Raisins, Sultanas, and Currants, Oh My!
When you check out the raisin selection at your local grocery store, you may be surprised to find a wide variety of colors and types. The 3 main types are raisins, sultanas, and Zante currants.
- Raisins. The dark raisins you usually see are the most common type, made from green-skinned grapes that gradually darken as they dry.
- Sultanas.This type of raisin is labeled as “golden raisins,” which are grapes that start out with a yellowish skin. These stay light as they dry.
- Zante Currants.This raisin isn’t actually a currant at all – it’s actually tiny dried grapes! True currants are much more tart and aren’t as readily available in local supermarkets.
“Raisin” the Nutrition Bar and Your Meals
Raisins are not only delectable – they’re also packed with nutrients and are a very easy ingredient to add in to just about anything. Raisins are a good source of iron, copper, and manganese. They are also a high potassium food, which is great for maintaining healthy blood pressure.
Raisins don’t have to just be eaten on their own! They can be incorporated into savory or sweet recipes. Here are 3 ideas to get started:
- Raisin Chicken Salad.Combine shredded chicken, celery, chopped walnuts and a handful of raisins with fat free Greek yogurt for a fancy chicken salad. Serve over mesclun greens or on a slice of whole-grain toast for a delicious and hearty meal!

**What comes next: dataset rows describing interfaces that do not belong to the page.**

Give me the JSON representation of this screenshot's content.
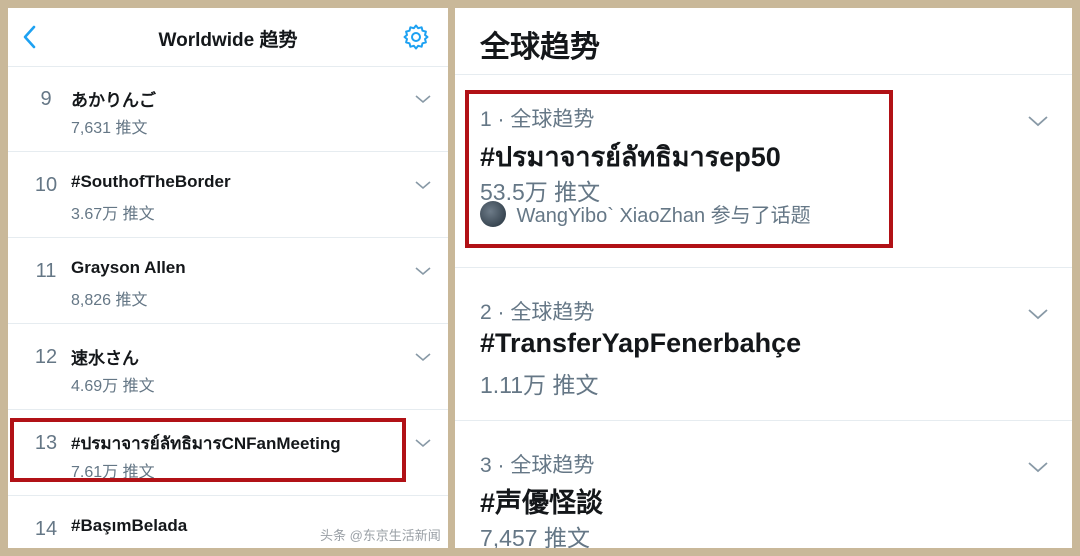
{
  "left": {
    "header": {
      "title": "Worldwide 趋势",
      "back_icon": "chevron-left-icon",
      "settings_icon": "gear-icon"
    },
    "trends": [
      {
        "rank": "9",
        "name": "あかりんご",
        "count": "7,631 推文"
      },
      {
        "rank": "10",
        "name": "#SouthofTheBorder",
        "count": "3.67万 推文"
      },
      {
        "rank": "11",
        "name": "Grayson Allen",
        "count": "8,826 推文"
      },
      {
        "rank": "12",
        "name": "速水さん",
        "count": "4.69万 推文"
      },
      {
        "rank": "13",
        "name": "#ปรมาจารย์ลัทธิมารCNFanMeeting",
        "count": "7.61万 推文"
      },
      {
        "rank": "14",
        "name": "#BaşımBelada",
        "count": ""
      }
    ],
    "watermark": "头条 @东京生活新闻"
  },
  "right": {
    "header": {
      "title": "全球趋势"
    },
    "trends": [
      {
        "meta": "1 · 全球趋势",
        "name": "#ปรมาจารย์ลัทธิมารep50",
        "count": "53.5万 推文",
        "participants": "WangYibo` XiaoZhan 参与了话题"
      },
      {
        "meta": "2 · 全球趋势",
        "name": "#TransferYapFenerbahçe",
        "count": "1.11万 推文"
      },
      {
        "meta": "3 · 全球趋势",
        "name": "#声優怪談",
        "count": "7,457 推文"
      }
    ]
  },
  "colors": {
    "frame": "#c9b899",
    "highlight": "#b11116",
    "accent": "#1da1f2",
    "secondary_text": "#657786"
  }
}
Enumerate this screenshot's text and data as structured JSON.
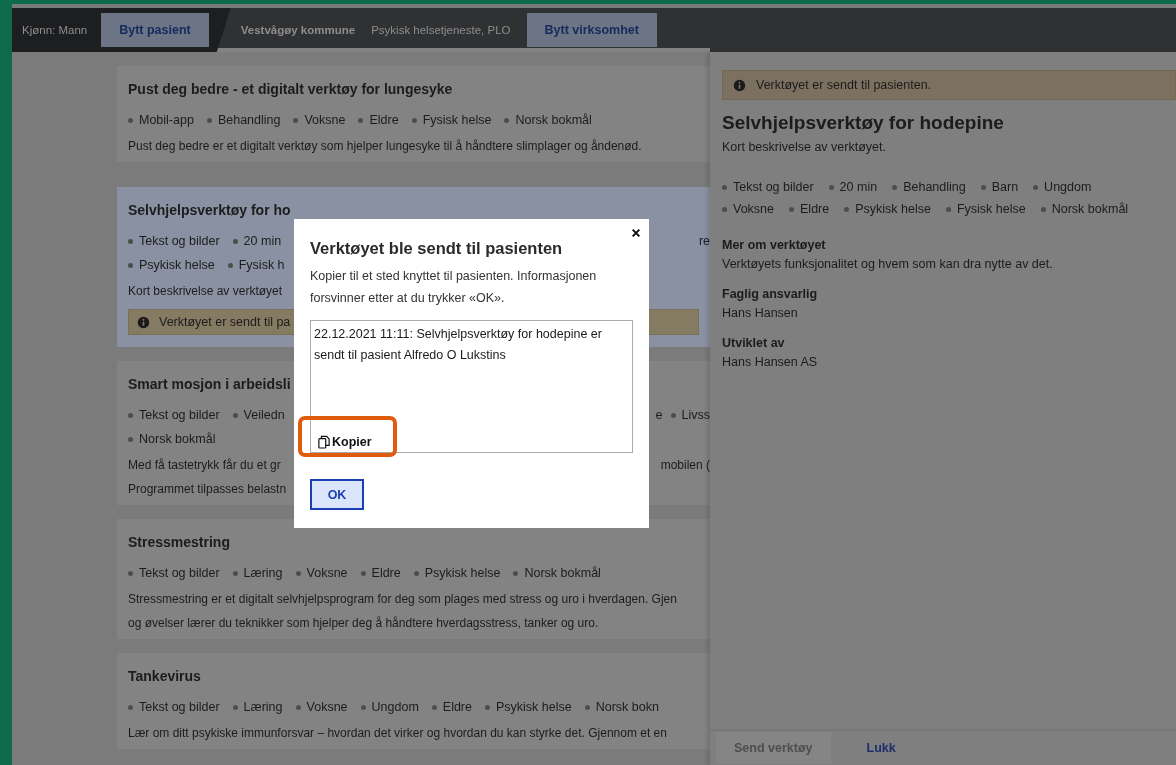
{
  "header": {
    "gender": "Kjønn: Mann",
    "change_patient": "Bytt pasient",
    "municipality": "Vestvågøy kommune",
    "unit": "Psykisk helsetjeneste, PLO",
    "change_unit": "Bytt virksomhet"
  },
  "tools": [
    {
      "title": "Pust deg bedre - et digitalt verktøy for lungesyke",
      "selected": false,
      "tag_rows": [
        {
          "tags": [
            "Mobil-app",
            "Behandling",
            "Voksne",
            "Eldre",
            "Fysisk helse",
            "Norsk bokmål"
          ]
        }
      ],
      "lines": [
        {
          "text": "Pust deg bedre er et digitalt verktøy som hjelper lungesyke til å håndtere slimplager og åndenød."
        }
      ]
    },
    {
      "title": "Selvhjelpsverktøy for ho",
      "selected": true,
      "tag_rows": [
        {
          "tags": [
            "Tekst og bilder",
            "20 min"
          ],
          "tail": [
            {
              "text": "re",
              "bullet": false
            }
          ]
        },
        {
          "tags": [
            "Psykisk helse",
            "Fysisk h"
          ]
        }
      ],
      "lines": [
        {
          "text": "Kort beskrivelse av verktøyet"
        }
      ],
      "notice": "Verktøyet er sendt til pa"
    },
    {
      "title": "Smart mosjon i arbeidsli",
      "selected": false,
      "tag_rows": [
        {
          "tags": [
            "Tekst og bilder",
            "Veiledn"
          ],
          "tail": [
            {
              "text": "e",
              "bullet": false
            },
            {
              "text": "Livss",
              "bullet": true
            }
          ]
        },
        {
          "tags": [
            "Norsk bokmål"
          ]
        }
      ],
      "lines": [
        {
          "text": "Med få tastetrykk får du et gr",
          "tail": "mobilen ("
        },
        {
          "text": "Programmet tilpasses belastn"
        }
      ]
    },
    {
      "title": "Stressmestring",
      "selected": false,
      "tag_rows": [
        {
          "tags": [
            "Tekst og bilder",
            "Læring",
            "Voksne",
            "Eldre",
            "Psykisk helse",
            "Norsk bokmål"
          ]
        }
      ],
      "lines": [
        {
          "text": "Stressmestring er et digitalt selvhjelpsprogram for deg som plages med stress og uro i hverdagen. Gjen"
        },
        {
          "text": "og øvelser lærer du teknikker som hjelper deg å håndtere hverdagsstress, tanker og uro."
        }
      ]
    },
    {
      "title": "Tankevirus",
      "selected": false,
      "tag_rows": [
        {
          "tags": [
            "Tekst og bilder",
            "Læring",
            "Voksne",
            "Ungdom",
            "Eldre",
            "Psykisk helse",
            "Norsk bokn"
          ]
        }
      ],
      "lines": [
        {
          "text": "Lær om ditt psykiske immunforsvar – hvordan det virker og hvordan du kan styrke det. Gjennom et en"
        }
      ]
    }
  ],
  "detail_panel": {
    "notice": "Verktøyet er sendt til pasienten.",
    "title": "Selvhjelpsverktøy for hodepine",
    "summary": "Kort beskrivelse av verktøyet.",
    "tags": [
      "Tekst og bilder",
      "20 min",
      "Behandling",
      "Barn",
      "Ungdom",
      "Voksne",
      "Eldre",
      "Psykisk helse",
      "Fysisk helse",
      "Norsk bokmål"
    ],
    "sections": [
      {
        "heading": "Mer om verktøyet",
        "text": "Verktøyets funksjonalitet og hvem som kan dra nytte av det."
      },
      {
        "heading": "Faglig ansvarlig",
        "text": "Hans Hansen"
      },
      {
        "heading": "Utviklet av",
        "text": "Hans Hansen AS"
      }
    ],
    "send_button": {
      "label": "Send verktøy",
      "disabled": true
    },
    "close_link": "Lukk"
  },
  "dialog": {
    "title": "Verktøyet ble sendt til pasienten",
    "text": "Kopier til et sted knyttet til pasienten. Informasjonen forsvinner etter at du trykker «OK».",
    "message": "22.12.2021 11:11: Selvhjelpsverktøy for hodepine er sendt til pasient Alfredo O Lukstins",
    "copy_button": "Kopier",
    "ok_button": "OK"
  }
}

- Oatmeal Raisin. Stir up some steel cut or old fashioned oats with milk, a spoonful of peanut butter, and top with a sprinkling of raisins. Leave this mixture in the fridge overnight for the perfect grab-and-go breakfast.
- Pine Nut and Raisin Meatballs.Mix up your meatballs by adding raisins and pine nuts to the meat mixture. Pan fry the meatballs until they’re browned, then pop them in the oven at 350 degrees for 20 minutes or until cooked through.
Raisins are calorie dense, as are all dried fruits, but they can be a nutritious sweet snack to curb a craving for something sweet. Get out there and celebrate raisins this week!
Your turn to take action:How will you add raisins to your menu? Let me know in the comments below!